Karnataka and Maharashtra have also announced similar such policies. Maharashtra also announced its policy in February 2018, with a focus on production and subsidies. Indeed, the policy underscores how Maharashtra will support the production of electric vehicles, with a target of producing 500,000 vehicles in five years. To support this goal, the state has proposed exempting EVs from road tax and registration charges, as well as offering subsidies such as a 15 percent subsidy for the first 100,000 owners of EVs.
Karnataka is also aggressively incentivizing the production of electric vehicles, establishing a target for Rs. 31,000 crore (or $4.83 billion) in investments that will help generate 55,000 jobs. Karnataka’s government also plans to create a “special purpose vehicle that will involve civic agencies, state transport and energy companies, and its renewable energy and industrial boards for the creation of charging infrastructure within the state.”
In addition to these three states, several other states are also in the process of drafting their own policies. Telangana has focused on incentivizing electric vehicles, with a special focus on manufacturers, buyers, and charging infrastructure development. Similarly, Uttar Pradesh is has released a draft policy outlining goals and targets on manufacturing capacity, battery production, and charging and swapping infrastructure for electric vehicles. Goa is also reportedly actively working to draft policies on electric vehicles.
Center Continues to be Undecided
Despite such progress by individual states, the center has not yet made progress on its own policies on electric vehicles. Rather, the center has walked back a number of its own promises and goals.
Indeed, in September 2017, India’s Minister of Transport Nitin Gadkari announced that, by 2030, India would transform India into a 100 percent EV nation. His statements were supported by the then-Minister of Power Piyush Goyal, who said “only electric vehicles will be produced and sold in the country by 2030.” Gadkari later reiterated that the goal for a 100 percent EV India, and that his ministry had already drafted a policy on EVs that was awaiting approval of the Cabinet.

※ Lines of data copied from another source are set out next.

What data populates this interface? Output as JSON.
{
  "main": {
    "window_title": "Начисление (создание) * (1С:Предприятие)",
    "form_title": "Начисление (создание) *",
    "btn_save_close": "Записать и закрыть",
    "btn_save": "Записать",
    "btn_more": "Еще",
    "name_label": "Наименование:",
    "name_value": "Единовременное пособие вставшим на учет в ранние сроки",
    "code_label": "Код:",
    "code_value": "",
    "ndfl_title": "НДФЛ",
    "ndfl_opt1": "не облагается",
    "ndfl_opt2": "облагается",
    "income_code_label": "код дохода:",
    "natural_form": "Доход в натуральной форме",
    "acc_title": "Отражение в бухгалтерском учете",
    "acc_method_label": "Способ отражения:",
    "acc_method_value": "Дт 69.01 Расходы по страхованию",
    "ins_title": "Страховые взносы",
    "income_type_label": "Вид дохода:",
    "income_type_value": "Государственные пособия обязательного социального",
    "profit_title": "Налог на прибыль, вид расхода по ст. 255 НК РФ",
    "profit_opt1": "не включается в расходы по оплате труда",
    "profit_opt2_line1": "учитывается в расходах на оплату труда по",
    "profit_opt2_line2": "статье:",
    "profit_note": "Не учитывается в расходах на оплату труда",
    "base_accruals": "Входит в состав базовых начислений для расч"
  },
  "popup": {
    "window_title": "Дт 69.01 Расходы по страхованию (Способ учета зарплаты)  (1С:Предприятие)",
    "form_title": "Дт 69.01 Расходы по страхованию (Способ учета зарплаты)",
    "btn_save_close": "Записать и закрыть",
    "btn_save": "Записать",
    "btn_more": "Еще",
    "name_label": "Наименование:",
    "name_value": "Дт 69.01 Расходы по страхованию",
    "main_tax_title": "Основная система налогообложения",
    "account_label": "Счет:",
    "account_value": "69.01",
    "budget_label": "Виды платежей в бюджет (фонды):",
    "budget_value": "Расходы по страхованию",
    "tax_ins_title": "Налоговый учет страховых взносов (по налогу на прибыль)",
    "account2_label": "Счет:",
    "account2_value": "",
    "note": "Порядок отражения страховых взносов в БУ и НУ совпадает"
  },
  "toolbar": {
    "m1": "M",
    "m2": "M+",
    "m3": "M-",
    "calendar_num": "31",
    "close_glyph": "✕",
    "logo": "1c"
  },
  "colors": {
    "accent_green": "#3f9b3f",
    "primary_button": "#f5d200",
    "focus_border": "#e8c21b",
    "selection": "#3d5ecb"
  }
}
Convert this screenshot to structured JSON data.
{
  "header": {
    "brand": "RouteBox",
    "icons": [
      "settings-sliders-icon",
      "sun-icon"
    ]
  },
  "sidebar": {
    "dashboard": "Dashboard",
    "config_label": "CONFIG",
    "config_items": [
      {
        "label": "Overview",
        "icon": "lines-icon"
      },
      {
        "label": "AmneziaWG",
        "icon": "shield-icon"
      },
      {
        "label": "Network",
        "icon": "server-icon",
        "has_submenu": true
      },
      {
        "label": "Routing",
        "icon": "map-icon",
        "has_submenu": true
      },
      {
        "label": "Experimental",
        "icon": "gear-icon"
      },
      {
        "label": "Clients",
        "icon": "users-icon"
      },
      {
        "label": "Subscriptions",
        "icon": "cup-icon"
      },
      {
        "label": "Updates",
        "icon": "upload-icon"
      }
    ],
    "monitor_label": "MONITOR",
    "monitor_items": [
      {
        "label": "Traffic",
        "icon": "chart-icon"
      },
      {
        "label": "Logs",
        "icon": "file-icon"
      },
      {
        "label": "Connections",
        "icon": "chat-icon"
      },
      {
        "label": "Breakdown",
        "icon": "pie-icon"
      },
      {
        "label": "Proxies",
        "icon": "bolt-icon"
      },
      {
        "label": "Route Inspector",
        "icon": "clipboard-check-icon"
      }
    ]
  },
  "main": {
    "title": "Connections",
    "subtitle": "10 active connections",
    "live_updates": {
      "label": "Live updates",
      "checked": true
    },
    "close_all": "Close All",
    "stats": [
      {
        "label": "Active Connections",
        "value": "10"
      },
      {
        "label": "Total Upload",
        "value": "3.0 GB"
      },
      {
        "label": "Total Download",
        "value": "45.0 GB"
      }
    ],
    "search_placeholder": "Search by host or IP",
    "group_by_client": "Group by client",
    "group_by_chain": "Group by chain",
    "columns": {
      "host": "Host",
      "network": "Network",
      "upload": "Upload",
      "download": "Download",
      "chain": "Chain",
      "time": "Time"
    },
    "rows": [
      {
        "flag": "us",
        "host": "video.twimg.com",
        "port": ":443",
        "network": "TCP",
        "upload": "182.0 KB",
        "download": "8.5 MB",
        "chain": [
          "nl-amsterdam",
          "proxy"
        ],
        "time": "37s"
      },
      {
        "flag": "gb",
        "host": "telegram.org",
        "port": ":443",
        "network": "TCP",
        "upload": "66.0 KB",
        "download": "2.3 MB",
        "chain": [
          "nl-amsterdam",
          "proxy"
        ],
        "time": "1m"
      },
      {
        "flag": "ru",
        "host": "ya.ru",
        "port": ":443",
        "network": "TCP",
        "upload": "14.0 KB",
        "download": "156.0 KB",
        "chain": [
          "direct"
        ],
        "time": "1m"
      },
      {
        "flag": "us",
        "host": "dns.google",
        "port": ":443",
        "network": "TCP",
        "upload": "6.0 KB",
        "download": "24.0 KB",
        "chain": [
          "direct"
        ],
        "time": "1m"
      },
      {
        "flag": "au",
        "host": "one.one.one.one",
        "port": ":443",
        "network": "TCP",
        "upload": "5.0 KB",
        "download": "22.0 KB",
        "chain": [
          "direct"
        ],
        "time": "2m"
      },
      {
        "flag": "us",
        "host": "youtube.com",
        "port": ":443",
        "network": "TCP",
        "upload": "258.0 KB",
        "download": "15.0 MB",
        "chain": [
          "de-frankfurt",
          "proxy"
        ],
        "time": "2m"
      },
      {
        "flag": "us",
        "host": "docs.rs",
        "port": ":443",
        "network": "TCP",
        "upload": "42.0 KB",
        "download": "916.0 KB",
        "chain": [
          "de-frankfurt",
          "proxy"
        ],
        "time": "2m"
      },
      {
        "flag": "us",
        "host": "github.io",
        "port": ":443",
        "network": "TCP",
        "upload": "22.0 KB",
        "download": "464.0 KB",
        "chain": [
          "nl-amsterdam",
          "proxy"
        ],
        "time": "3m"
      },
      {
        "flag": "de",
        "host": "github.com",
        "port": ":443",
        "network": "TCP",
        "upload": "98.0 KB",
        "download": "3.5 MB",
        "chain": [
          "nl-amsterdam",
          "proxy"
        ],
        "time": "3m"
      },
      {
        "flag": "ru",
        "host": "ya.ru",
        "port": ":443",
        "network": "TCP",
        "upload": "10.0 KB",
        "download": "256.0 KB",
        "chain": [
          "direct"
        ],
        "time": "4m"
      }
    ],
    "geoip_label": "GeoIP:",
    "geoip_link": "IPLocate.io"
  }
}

However, by February 2018, the government walked back all of these statements. Gadkari announced to the media that the government had decided against formulating an EV policy, saying “ There is no need for any policy now.” Reports later emerged that, almost a month earlier, India’s Minister of State for Heavy Industries and Public Enterprises, Babul Supriyo, had informed Parliament that “There are, at present, no plans under consideration of the department of heavy industries to make all vehicles in the country powered by electricity by 2030.”
Such equivocations from the central government means that, despite the significant work does by India’s states, India will face significant hurdles in creating a nationwide transportation infrastructure rooted in sustainable energy. Indeed, the central government will have to be a central player in generating investments, creating a charging infrastructure, and promoting indigenous production if India is to realize its goal of becoming a 100 percent EV-based nation.
Given India’s problems with pollution, traffic, and rising population, a sustainable, green energy-based transportation infrastructure centered around electric vehicles is crucial. However, if the government wants to make this vision a reality, it must stop equivocating and join India’s states in outlining a policy on electric vehicles.